• **GIVEN INFORMATION**
=== Begin Enclosure ===
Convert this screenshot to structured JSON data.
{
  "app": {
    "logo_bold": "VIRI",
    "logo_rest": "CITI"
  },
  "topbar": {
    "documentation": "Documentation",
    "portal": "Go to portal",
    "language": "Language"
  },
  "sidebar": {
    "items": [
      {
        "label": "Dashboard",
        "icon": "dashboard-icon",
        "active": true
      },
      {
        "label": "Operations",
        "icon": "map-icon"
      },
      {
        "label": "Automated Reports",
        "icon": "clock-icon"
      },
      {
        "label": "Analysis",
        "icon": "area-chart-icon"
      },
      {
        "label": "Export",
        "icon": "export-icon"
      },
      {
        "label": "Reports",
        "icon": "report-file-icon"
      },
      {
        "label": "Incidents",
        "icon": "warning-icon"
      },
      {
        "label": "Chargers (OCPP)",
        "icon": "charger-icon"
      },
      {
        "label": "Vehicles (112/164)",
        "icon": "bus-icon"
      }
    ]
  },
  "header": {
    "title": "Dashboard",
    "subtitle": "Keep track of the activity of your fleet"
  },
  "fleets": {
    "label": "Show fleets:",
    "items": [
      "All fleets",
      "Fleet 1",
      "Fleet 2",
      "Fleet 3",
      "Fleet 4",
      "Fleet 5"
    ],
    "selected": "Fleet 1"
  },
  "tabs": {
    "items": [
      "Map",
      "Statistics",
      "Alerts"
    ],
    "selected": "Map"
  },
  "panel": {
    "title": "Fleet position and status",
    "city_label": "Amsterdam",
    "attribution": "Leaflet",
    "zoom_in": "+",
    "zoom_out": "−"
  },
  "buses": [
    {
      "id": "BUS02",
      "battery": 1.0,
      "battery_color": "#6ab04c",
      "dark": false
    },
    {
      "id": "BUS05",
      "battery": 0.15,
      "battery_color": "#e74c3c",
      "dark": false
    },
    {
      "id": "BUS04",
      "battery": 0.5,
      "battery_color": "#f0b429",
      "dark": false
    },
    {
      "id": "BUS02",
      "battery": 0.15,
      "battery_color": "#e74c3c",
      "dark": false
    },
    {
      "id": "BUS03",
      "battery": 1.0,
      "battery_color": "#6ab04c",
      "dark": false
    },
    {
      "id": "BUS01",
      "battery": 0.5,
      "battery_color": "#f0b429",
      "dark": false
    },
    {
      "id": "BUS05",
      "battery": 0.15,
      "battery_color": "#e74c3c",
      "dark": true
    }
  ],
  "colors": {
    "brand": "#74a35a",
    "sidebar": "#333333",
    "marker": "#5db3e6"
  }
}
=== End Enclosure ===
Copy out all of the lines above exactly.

• **SOLVED EXERCISE**
Convert this screenshot to structured JSON data.
{
  "app": {
    "logo_bold": "VIRI",
    "logo_rest": "CITI"
  },
  "topbar": {
    "documentation": "Documentation",
    "portal": "Go to portal",
    "language": "Language"
  },
  "sidebar": {
    "items": [
      {
        "label": "Dashboard",
        "icon": "dashboard-icon",
        "active": true
      },
      {
        "label": "Operations",
        "icon": "map-icon"
      },
      {
        "label": "Automated Reports",
        "icon": "clock-icon"
      },
      {
        "label": "Analysis",
        "icon": "area-chart-icon"
      },
      {
        "label": "Export",
        "icon": "export-icon"
      },
      {
        "label": "Reports",
        "icon": "report-file-icon"
      },
      {
        "label": "Incidents",
        "icon": "warning-icon"
      },
      {
        "label": "Chargers (OCPP)",
        "icon": "charger-icon"
      },
      {
        "label": "Vehicles (112/164)",
        "icon": "bus-icon"
      }
    ]
  },
  "header": {
    "title": "Dashboard",
    "subtitle": "Keep track of the activity of your fleet"
  },
  "fleets": {
    "label": "Show fleets:",
    "items": [
      "All fleets",
      "Fleet 1",
      "Fleet 2",
      "Fleet 3",
      "Fleet 4",
      "Fleet 5"
    ],
    "selected": "Fleet 1"
  },
  "tabs": {
    "items": [
      "Map",
      "Statistics",
      "Alerts"
    ],
    "selected": "Map"
  },
  "panel": {
    "title": "Fleet position and status",
    "city_label": "Amsterdam",
    "attribution": "Leaflet",
    "zoom_in": "+",
    "zoom_out": "−"
  },
  "buses": [
    {
      "id": "BUS02",
      "battery": 1.0,
      "battery_color": "#6ab04c",
      "dark": false
    },
    {
      "id": "BUS05",
      "battery": 0.15,
      "battery_color": "#e74c3c",
      "dark": false
    },
    {
      "id": "BUS04",
      "battery": 0.5,
      "battery_color": "#f0b429",
      "dark": false
    },
    {
      "id": "BUS02",
      "battery": 0.15,
      "battery_color": "#e74c3c",
      "dark": false
    },
    {
      "id": "BUS03",
      "battery": 1.0,
      "battery_color": "#6ab04c",
      "dark": false
    },
    {
      "id": "BUS01",
      "battery": 0.5,
      "battery_color": "#f0b429",
      "dark": false
    },
    {
      "id": "BUS05",
      "battery": 0.15,
      "battery_color": "#e74c3c",
      "dark": true
    }
  ],
  "colors": {
    "brand": "#74a35a",
    "sidebar": "#333333",
    "marker": "#5db3e6"
  }
}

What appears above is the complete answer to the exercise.